Dutch Reformed Church, Kerkplein
Shortly after Suriname was conquered on the English in 1667 the Dutch government founded the Dutch Reformed church. This church acquired a central place in the city plan. Nowadays it is harder to see that town-planning aspect of the site. In the old days the church was surrounded by low buildings, nowadays it look rather small because of the large buildings that were build in the square in the 20th century.
The first building to be erected in this square, which then was called Oranjetuin (Orange garden), had the function of church for the Dutch Reformed and the Lutherans
but also that of Town Hall and Court of Police. It was not long before it was judged to small and from 1743 onwards the government services left the building. Even then, the Lutherans founded their own church around 1745.
The old domed church dating from 1810
In 1810 construction of a domed church, based on an octagonal was started, but it was lost in the big fire of 1821. It was only in 1833 that the decision was taken to build today’s church, which is clearly inspired by the octagonal domed church. Prince Willem Frederik Hendrik was present on the 5th of July 1835 at the inauguration of the church, which was finished in 1837.
A history of the Dutch Reformed Church in Suriname (in Dutch).
The church is built on a brick substructure which protrudes more that 1,5 meter outward, creating a skirt which is covered with slabs. The long façades have a mid section which protrudes a little bit and is crowned with a pediment, making one expect the entrance there rather than at the short ends.

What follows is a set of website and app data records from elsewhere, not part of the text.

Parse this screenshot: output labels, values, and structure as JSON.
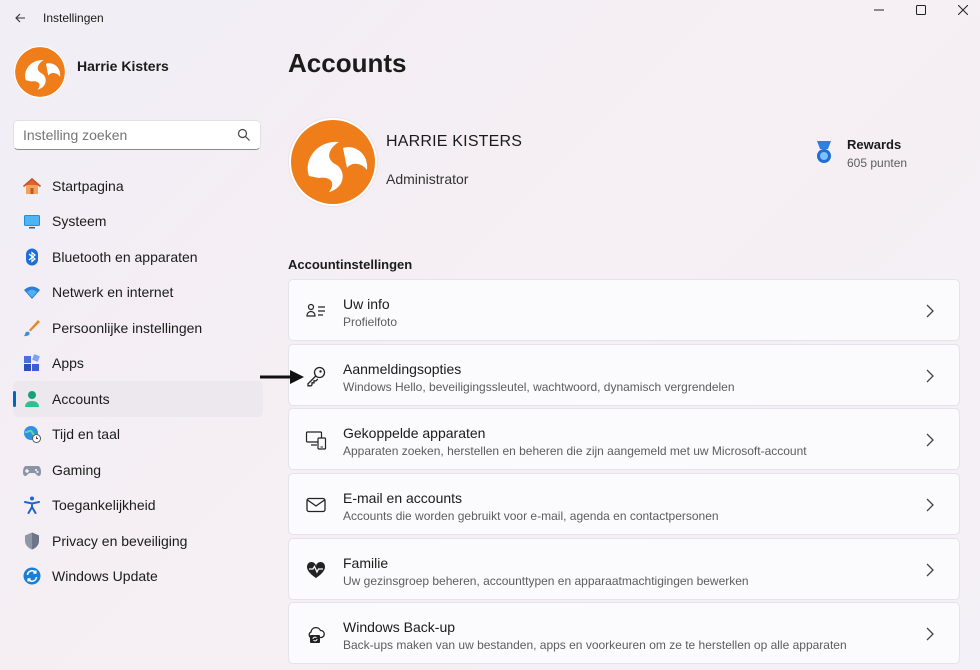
{
  "window": {
    "title": "Instellingen"
  },
  "profile": {
    "name": "Harrie Kisters"
  },
  "search": {
    "placeholder": "Instelling zoeken"
  },
  "nav": {
    "items": [
      {
        "label": "Startpagina",
        "icon": "home-icon"
      },
      {
        "label": "Systeem",
        "icon": "monitor-icon"
      },
      {
        "label": "Bluetooth en apparaten",
        "icon": "bluetooth-icon"
      },
      {
        "label": "Netwerk en internet",
        "icon": "wifi-icon"
      },
      {
        "label": "Persoonlijke instellingen",
        "icon": "brush-icon"
      },
      {
        "label": "Apps",
        "icon": "apps-icon"
      },
      {
        "label": "Accounts",
        "icon": "person-icon",
        "active": true
      },
      {
        "label": "Tijd en taal",
        "icon": "globe-clock-icon"
      },
      {
        "label": "Gaming",
        "icon": "gamepad-icon"
      },
      {
        "label": "Toegankelijkheid",
        "icon": "accessibility-icon"
      },
      {
        "label": "Privacy en beveiliging",
        "icon": "shield-icon"
      },
      {
        "label": "Windows Update",
        "icon": "update-icon"
      }
    ]
  },
  "main": {
    "title": "Accounts",
    "user": {
      "name": "HARRIE KISTERS",
      "role": "Administrator"
    },
    "rewards": {
      "title": "Rewards",
      "points": "605 punten"
    },
    "section_label": "Accountinstellingen",
    "cards": [
      {
        "title": "Uw info",
        "subtitle": "Profielfoto",
        "icon": "contact-card-icon"
      },
      {
        "title": "Aanmeldingsopties",
        "subtitle": "Windows Hello, beveiligingssleutel, wachtwoord, dynamisch vergrendelen",
        "icon": "key-icon"
      },
      {
        "title": "Gekoppelde apparaten",
        "subtitle": "Apparaten zoeken, herstellen en beheren die zijn aangemeld met uw Microsoft-account",
        "icon": "devices-icon"
      },
      {
        "title": "E-mail en accounts",
        "subtitle": "Accounts die worden gebruikt voor e-mail, agenda en contactpersonen",
        "icon": "mail-icon"
      },
      {
        "title": "Familie",
        "subtitle": "Uw gezinsgroep beheren, accounttypen en apparaatmachtigingen bewerken",
        "icon": "family-heart-icon"
      },
      {
        "title": "Windows Back-up",
        "subtitle": "Back-ups maken van uw bestanden, apps en voorkeuren om ze te herstellen op alle apparaten",
        "icon": "backup-icon"
      }
    ]
  },
  "colors": {
    "accent": "#0067c0",
    "avatar_orange": "#ef7d1a"
  }
}
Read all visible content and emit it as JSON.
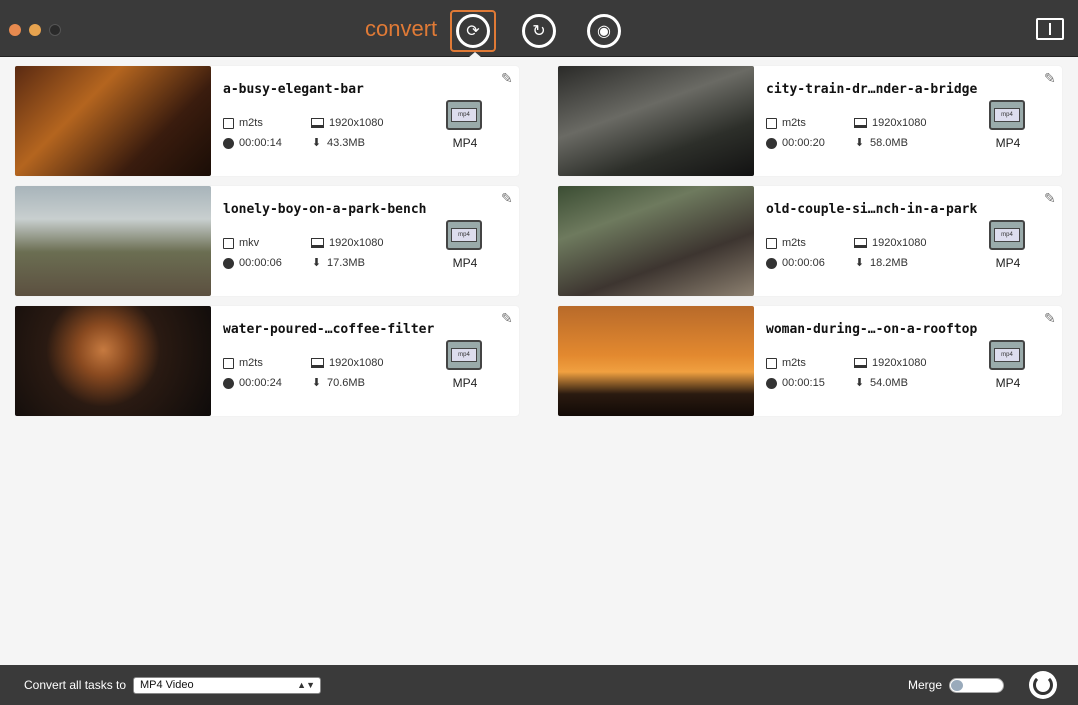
{
  "header": {
    "mode_label": "convert",
    "modes": [
      {
        "name": "convert",
        "icon": "convert-icon",
        "active": true
      },
      {
        "name": "rotate",
        "icon": "rotate-icon",
        "active": false
      },
      {
        "name": "media",
        "icon": "film-reel-icon",
        "active": false
      }
    ]
  },
  "tasks": [
    {
      "title": "a-busy-elegant-bar",
      "format": "m2ts",
      "resolution": "1920x1080",
      "duration": "00:00:14",
      "size": "43.3MB",
      "target": "MP4"
    },
    {
      "title": "city-train-dr…nder-a-bridge",
      "format": "m2ts",
      "resolution": "1920x1080",
      "duration": "00:00:20",
      "size": "58.0MB",
      "target": "MP4"
    },
    {
      "title": "lonely-boy-on-a-park-bench",
      "format": "mkv",
      "resolution": "1920x1080",
      "duration": "00:00:06",
      "size": "17.3MB",
      "target": "MP4"
    },
    {
      "title": "old-couple-si…nch-in-a-park",
      "format": "m2ts",
      "resolution": "1920x1080",
      "duration": "00:00:06",
      "size": "18.2MB",
      "target": "MP4"
    },
    {
      "title": "water-poured-…coffee-filter",
      "format": "m2ts",
      "resolution": "1920x1080",
      "duration": "00:00:24",
      "size": "70.6MB",
      "target": "MP4"
    },
    {
      "title": "woman-during-…-on-a-rooftop",
      "format": "m2ts",
      "resolution": "1920x1080",
      "duration": "00:00:15",
      "size": "54.0MB",
      "target": "MP4"
    }
  ],
  "footer": {
    "convert_all_label": "Convert all tasks to",
    "selected_format": "MP4 Video",
    "merge_label": "Merge",
    "merge_enabled": false
  },
  "colors": {
    "accent": "#e07a36",
    "bar": "#3a3a3a"
  }
}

On top of the slate roof there are two small ventilation towers. Characteristic of the church are the large tilting windows which are opened during services.
The interior features two rows of four Ionic pillars and a wooden barrel vault above the central aisle. Two magnificent artefacts made in mahogany embellish the interior: an organ from 1844 and a pulpit that is slightly older.
The church has a number of graves that lay mainly at the west end around the pulpit. When the square was still called Oranjetuin (Orange garden) it was a cemetery for the well-to-do.